Nothing but the lines from the one containing "Enumerate this screenshot's" through the last line of the data below should be returned, each exactly as it stands, pictures excluded.
======== Provided records ========
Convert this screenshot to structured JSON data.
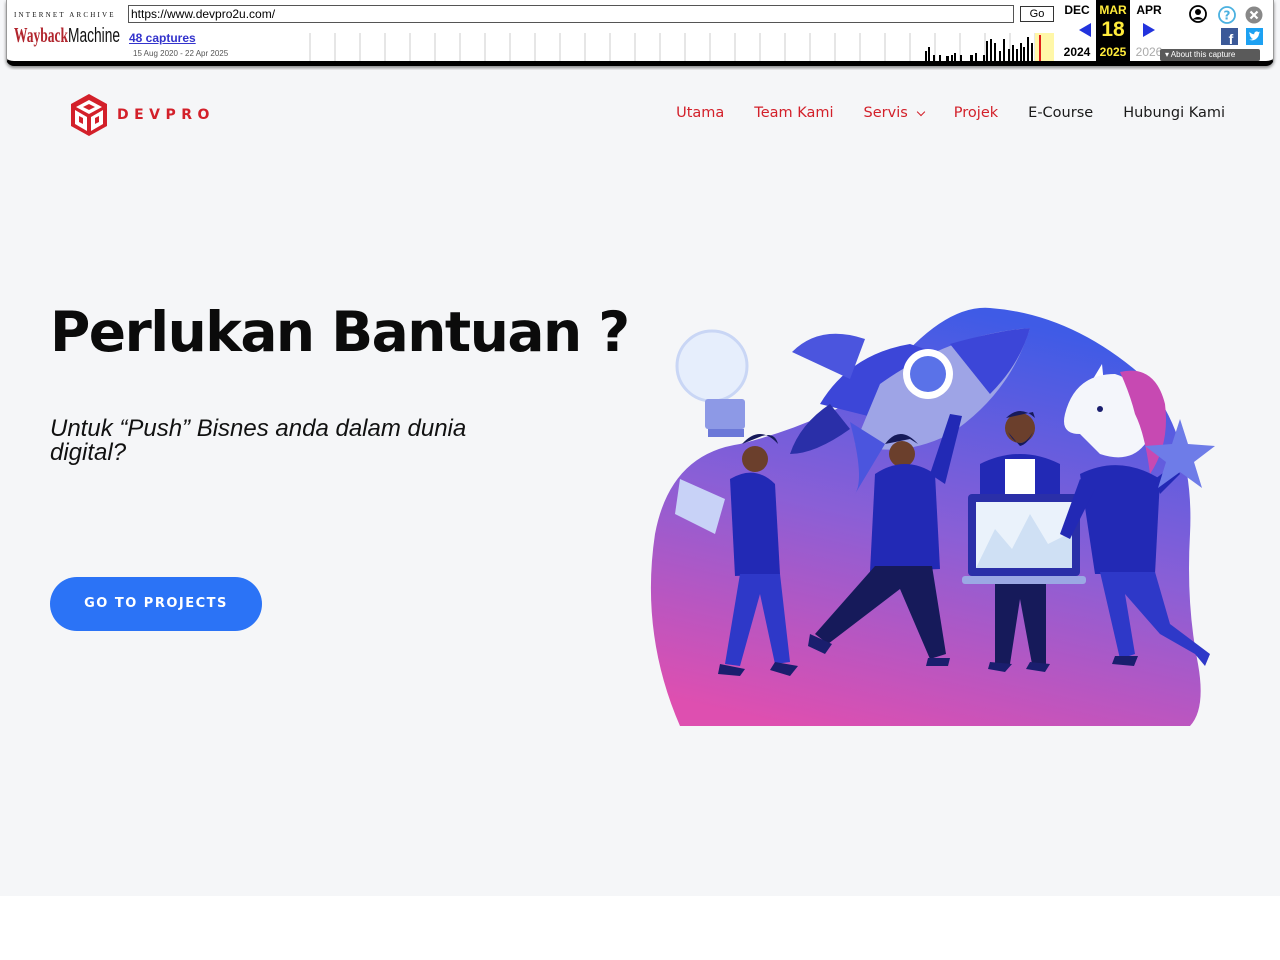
{
  "wayback": {
    "ia_label": "INTERNET ARCHIVE",
    "logo_text": "WaybackMachine",
    "url": "https://www.devpro2u.com/",
    "go_label": "Go",
    "captures_label": "48 captures",
    "date_range": "15 Aug 2020 - 22 Apr 2025",
    "prev_month": "DEC",
    "prev_year": "2024",
    "current_month": "MAR",
    "current_day": "18",
    "current_year": "2025",
    "next_month": "APR",
    "next_year": "2026",
    "about_label": "About this capture",
    "icons": [
      "user-icon",
      "help-icon",
      "close-icon",
      "facebook-icon",
      "twitter-icon"
    ]
  },
  "site": {
    "logo_text": "DEVPRO",
    "nav": [
      {
        "label": "Utama"
      },
      {
        "label": "Team Kami"
      },
      {
        "label": "Servis"
      },
      {
        "label": "Projek"
      },
      {
        "label": "E-Course"
      },
      {
        "label": "Hubungi Kami"
      }
    ],
    "hero": {
      "title": "Perlukan Bantuan ?",
      "subtitle": "Untuk “Push” Bisnes anda dalam dunia digital?",
      "cta_label": "GO TO PROJECTS"
    },
    "colors": {
      "brand_red": "#d3202a",
      "cta_blue": "#2b73f6",
      "blob_top": "#4b63e8",
      "blob_bottom": "#d653b4"
    }
  }
}
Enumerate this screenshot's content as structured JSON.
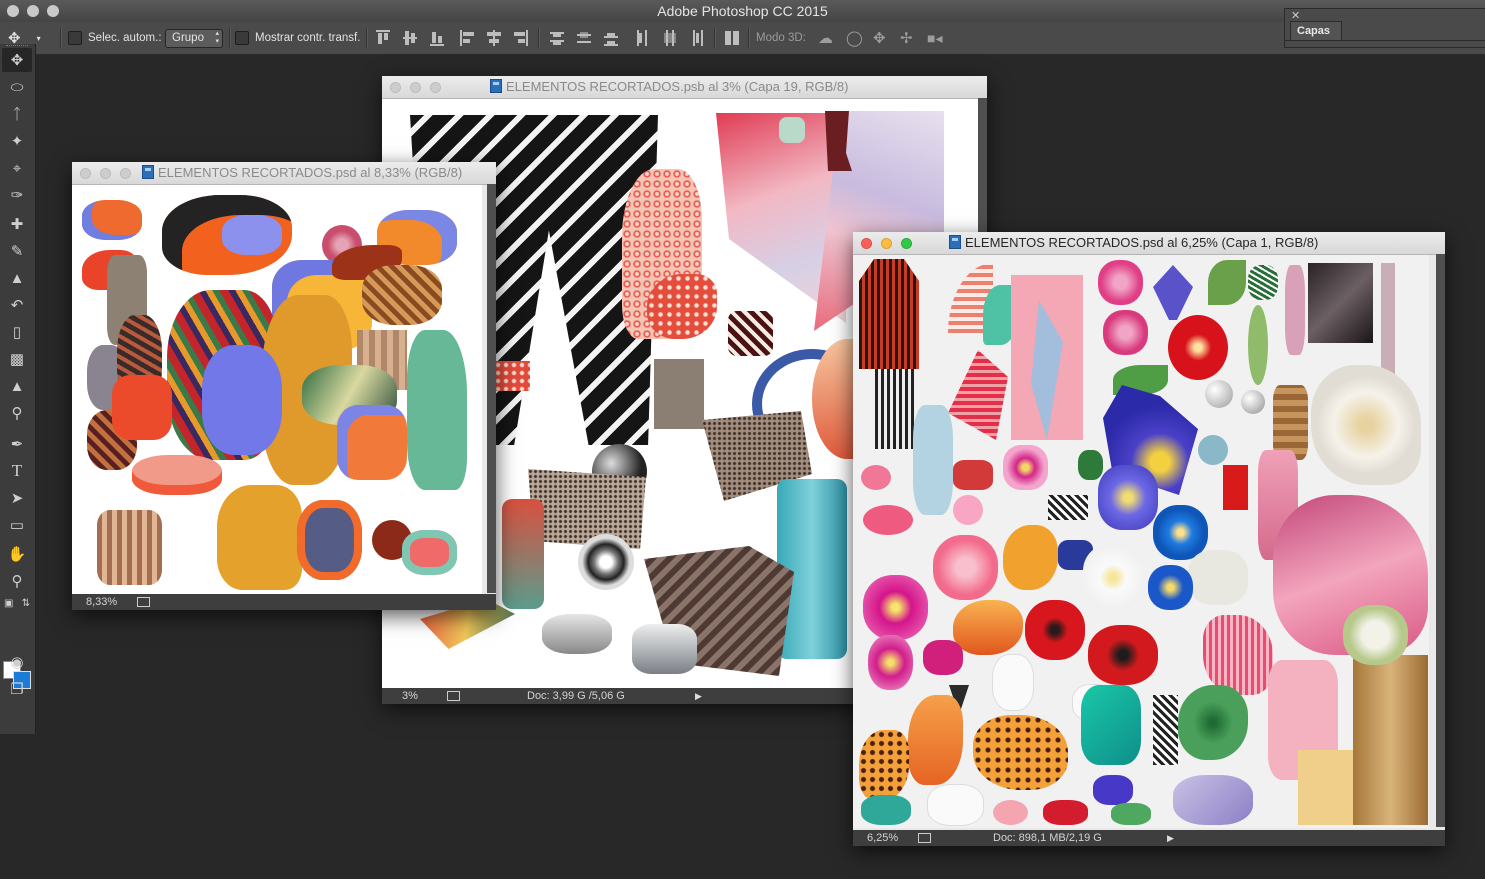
{
  "app": {
    "title": "Adobe Photoshop CC 2015"
  },
  "options_bar": {
    "auto_select_label": "Selec. autom.:",
    "auto_select_value": "Grupo",
    "show_transform_label": "Mostrar contr. transf.",
    "mode_3d_label": "Modo 3D:"
  },
  "layers_panel": {
    "tab_label": "Capas"
  },
  "documents": [
    {
      "title": "ELEMENTOS RECORTADOS.psb al 3% (Capa 19, RGB/8)",
      "zoom": "3%",
      "doc_info": "Doc: 3,99 G /5,06 G"
    },
    {
      "title": "ELEMENTOS RECORTADOS.psd al 8,33% (RGB/8)",
      "zoom": "8,33%"
    },
    {
      "title": "ELEMENTOS RECORTADOS.psd al 6,25% (Capa 1, RGB/8)",
      "zoom": "6,25%",
      "doc_info": "Doc: 898,1 MB/2,19 G"
    }
  ],
  "colors": {
    "accent": "#1b7bd6",
    "window_close": "#fc605b",
    "window_minimize": "#fdbc40",
    "window_zoom": "#34c84a"
  },
  "icons": [
    "move-icon",
    "marquee-icon",
    "lasso-icon",
    "magic-wand-icon",
    "crop-icon",
    "eyedropper-icon",
    "healing-brush-icon",
    "brush-icon",
    "stamp-icon",
    "history-brush-icon",
    "eraser-icon",
    "gradient-icon",
    "blur-icon",
    "dodge-icon",
    "pen-icon",
    "type-icon",
    "path-selection-icon",
    "rectangle-icon",
    "hand-icon",
    "zoom-icon",
    "quick-mask-icon",
    "screen-mode-icon"
  ]
}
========
▶ _Solution_
Enumerate this screenshot's content as structured JSON.
{
  "app": {
    "title": "Adobe Photoshop CC 2015"
  },
  "options_bar": {
    "auto_select_label": "Selec. autom.:",
    "auto_select_value": "Grupo",
    "show_transform_label": "Mostrar contr. transf.",
    "mode_3d_label": "Modo 3D:"
  },
  "layers_panel": {
    "tab_label": "Capas"
  },
  "documents": [
    {
      "title": "ELEMENTOS RECORTADOS.psb al 3% (Capa 19, RGB/8)",
      "zoom": "3%",
      "doc_info": "Doc: 3,99 G /5,06 G"
    },
    {
      "title": "ELEMENTOS RECORTADOS.psd al 8,33% (RGB/8)",
      "zoom": "8,33%"
    },
    {
      "title": "ELEMENTOS RECORTADOS.psd al 6,25% (Capa 1, RGB/8)",
      "zoom": "6,25%",
      "doc_info": "Doc: 898,1 MB/2,19 G"
    }
  ],
  "colors": {
    "accent": "#1b7bd6",
    "window_close": "#fc605b",
    "window_minimize": "#fdbc40",
    "window_zoom": "#34c84a"
  },
  "icons": [
    "move-icon",
    "marquee-icon",
    "lasso-icon",
    "magic-wand-icon",
    "crop-icon",
    "eyedropper-icon",
    "healing-brush-icon",
    "brush-icon",
    "stamp-icon",
    "history-brush-icon",
    "eraser-icon",
    "gradient-icon",
    "blur-icon",
    "dodge-icon",
    "pen-icon",
    "type-icon",
    "path-selection-icon",
    "rectangle-icon",
    "hand-icon",
    "zoom-icon",
    "quick-mask-icon",
    "screen-mode-icon"
  ]
}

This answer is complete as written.